Exercise: Work through the data below and copy out every line where "Citrix" is found.

Listed entries:

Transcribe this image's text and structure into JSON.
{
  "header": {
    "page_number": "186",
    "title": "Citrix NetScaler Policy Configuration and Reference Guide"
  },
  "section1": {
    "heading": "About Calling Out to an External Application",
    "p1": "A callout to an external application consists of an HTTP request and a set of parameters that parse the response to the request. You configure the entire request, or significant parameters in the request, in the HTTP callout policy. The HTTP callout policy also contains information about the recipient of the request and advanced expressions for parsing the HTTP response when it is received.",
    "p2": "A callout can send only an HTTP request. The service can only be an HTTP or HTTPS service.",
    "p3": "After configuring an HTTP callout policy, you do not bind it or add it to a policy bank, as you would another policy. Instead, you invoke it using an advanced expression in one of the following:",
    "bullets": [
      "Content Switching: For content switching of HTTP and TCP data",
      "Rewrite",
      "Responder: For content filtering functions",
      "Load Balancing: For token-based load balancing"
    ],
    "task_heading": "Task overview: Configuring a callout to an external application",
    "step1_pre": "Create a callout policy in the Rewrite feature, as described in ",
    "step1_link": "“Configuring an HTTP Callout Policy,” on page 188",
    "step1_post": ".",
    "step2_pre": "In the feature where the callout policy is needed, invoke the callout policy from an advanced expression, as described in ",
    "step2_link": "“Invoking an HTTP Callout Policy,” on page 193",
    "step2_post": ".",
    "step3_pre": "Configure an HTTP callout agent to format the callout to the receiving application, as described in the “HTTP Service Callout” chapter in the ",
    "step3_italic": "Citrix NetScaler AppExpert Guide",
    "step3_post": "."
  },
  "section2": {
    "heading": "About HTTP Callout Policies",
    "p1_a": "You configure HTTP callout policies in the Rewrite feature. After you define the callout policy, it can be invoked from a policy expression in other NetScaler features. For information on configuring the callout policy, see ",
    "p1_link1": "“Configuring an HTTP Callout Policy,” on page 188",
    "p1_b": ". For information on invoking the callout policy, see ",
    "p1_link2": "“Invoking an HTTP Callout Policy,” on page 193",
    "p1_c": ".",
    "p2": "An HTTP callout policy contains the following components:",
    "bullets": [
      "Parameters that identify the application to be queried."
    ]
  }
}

Solution to this problem:
    "title": "Citrix NetScaler Policy Configuration and Reference Guide"
    "step3_italic": "Citrix NetScaler AppExpert Guide",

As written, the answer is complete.